Highly Migratory Species reporting is a requirement

Amy Dukes inspects a blue marlin that was caught during the 2013 Georgetown Blue Marlin Tournament. File/Paul Zoeller/postandcourier.com

If offshore anglers were students and S.C. Department of Natural Resources fisheries biologist Amy Dukes was the teacher, there would be a few fishermen in South Carolina who would be receiving detentions this season for not doing their homework.

The issue centers on the National Oceanic and Atmospheric Administration’s (NOAA) Highly Migratory Species permit and reporting process. Detailed information on the HMS permits can be found at hmspermits.noaa.gov.

There have been instances where fishermen have failed to secure the $25 permit, which is required of fishermen targeting swordfish, billfish and tunas.
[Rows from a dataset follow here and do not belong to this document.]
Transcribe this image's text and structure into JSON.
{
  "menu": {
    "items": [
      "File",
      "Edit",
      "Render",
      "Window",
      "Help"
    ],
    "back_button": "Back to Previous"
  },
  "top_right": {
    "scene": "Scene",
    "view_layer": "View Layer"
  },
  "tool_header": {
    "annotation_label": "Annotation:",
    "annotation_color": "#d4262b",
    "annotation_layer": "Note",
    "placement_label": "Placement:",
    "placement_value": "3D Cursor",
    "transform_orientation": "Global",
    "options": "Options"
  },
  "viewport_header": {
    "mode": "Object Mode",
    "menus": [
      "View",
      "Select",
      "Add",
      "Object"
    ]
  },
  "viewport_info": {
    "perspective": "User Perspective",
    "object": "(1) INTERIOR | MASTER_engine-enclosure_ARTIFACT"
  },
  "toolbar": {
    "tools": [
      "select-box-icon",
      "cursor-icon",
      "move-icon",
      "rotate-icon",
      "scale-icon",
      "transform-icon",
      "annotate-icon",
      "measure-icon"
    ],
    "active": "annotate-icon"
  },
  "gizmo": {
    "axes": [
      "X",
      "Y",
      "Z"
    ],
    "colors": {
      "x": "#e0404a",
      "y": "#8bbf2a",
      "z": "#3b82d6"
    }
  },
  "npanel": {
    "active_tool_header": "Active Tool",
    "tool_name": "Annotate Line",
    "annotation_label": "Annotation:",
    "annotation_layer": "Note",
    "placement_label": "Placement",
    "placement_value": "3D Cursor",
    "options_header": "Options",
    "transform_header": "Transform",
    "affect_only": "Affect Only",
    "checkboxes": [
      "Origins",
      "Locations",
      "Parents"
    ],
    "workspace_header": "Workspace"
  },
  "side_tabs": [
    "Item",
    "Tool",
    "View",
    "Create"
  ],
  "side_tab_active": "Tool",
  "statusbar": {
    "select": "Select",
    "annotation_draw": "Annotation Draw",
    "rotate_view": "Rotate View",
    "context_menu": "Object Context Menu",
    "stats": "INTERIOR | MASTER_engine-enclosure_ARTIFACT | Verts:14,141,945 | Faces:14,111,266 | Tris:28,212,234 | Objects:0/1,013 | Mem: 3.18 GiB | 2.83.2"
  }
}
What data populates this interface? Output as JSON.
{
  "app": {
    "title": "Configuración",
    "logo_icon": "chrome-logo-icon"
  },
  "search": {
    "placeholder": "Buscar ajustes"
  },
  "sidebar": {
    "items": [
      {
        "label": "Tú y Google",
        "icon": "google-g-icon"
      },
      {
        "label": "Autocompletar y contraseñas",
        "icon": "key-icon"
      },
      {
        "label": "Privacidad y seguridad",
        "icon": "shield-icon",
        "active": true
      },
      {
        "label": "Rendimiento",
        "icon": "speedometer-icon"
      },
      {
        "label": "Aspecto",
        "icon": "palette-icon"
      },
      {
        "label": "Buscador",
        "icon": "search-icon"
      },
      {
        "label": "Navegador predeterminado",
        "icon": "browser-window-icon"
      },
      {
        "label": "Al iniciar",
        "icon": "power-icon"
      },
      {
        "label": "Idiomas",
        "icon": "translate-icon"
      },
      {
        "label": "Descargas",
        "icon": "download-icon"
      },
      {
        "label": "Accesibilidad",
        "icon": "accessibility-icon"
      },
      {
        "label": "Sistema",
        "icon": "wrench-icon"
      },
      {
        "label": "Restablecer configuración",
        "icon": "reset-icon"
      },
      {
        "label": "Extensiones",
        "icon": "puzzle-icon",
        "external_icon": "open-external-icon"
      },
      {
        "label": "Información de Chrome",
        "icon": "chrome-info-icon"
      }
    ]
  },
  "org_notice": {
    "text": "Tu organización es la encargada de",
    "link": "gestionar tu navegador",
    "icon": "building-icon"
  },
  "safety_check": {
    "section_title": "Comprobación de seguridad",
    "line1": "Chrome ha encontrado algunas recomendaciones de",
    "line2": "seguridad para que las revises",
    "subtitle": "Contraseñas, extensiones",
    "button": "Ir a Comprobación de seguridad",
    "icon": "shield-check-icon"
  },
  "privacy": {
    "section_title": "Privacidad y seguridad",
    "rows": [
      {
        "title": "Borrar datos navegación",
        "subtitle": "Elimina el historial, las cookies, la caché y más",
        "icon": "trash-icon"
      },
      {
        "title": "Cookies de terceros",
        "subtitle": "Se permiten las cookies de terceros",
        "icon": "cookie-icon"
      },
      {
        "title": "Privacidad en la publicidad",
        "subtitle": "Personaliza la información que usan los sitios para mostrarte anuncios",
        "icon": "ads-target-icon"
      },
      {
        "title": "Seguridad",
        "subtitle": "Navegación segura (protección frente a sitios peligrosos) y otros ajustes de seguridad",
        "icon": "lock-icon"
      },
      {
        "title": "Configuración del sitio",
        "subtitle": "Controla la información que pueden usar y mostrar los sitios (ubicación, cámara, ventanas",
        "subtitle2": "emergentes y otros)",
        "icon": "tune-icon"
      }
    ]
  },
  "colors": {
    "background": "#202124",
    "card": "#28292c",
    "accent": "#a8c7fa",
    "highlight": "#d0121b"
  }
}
And there have been instances where fishermen have failed to report landings of blue marlin to the National Marine Fisheries Service within the 24-hour requirement.

“It’s how we as fisheries managers manage these fisheries effectively,” Dukes said. “We do depend on our recreational fishermen, our charter boats, our head boats, to report these fish. It’s the only way we can obtain the data in order to regulate and manage them.”

Dukes said there are quotas in place for these species, and in the case of swordfish the quota is international. If the U.S. is unable to prove it is utilizing its quota, other nations can buy out the U.S. quota.

She said there is a good quota reporting system from the commercial perspective, but the recreational data is self-reported.

“We are trying to do some outreach and education,” Dukes said. “What has happened this year is we have had several blue marlin landed (brought back to the docks). In almost every instance, the fish was tail-wrapped and the anglers believed the fish was dead so they brought her back. They were all of legal size (federal minimum size is 99 inches from lower jaw to the fork of the tail). Several of the fish that were landed were not reported. Our outreach effort is to make sure our data is accurate.”

Dukes said tickets can be written by SCDNR law enforcement officers or National Marine Fisheries Service officers for failure to comply with the regulations.

But issuing tickets isn’t the primary objective; it’s making sure these species are managed effectively.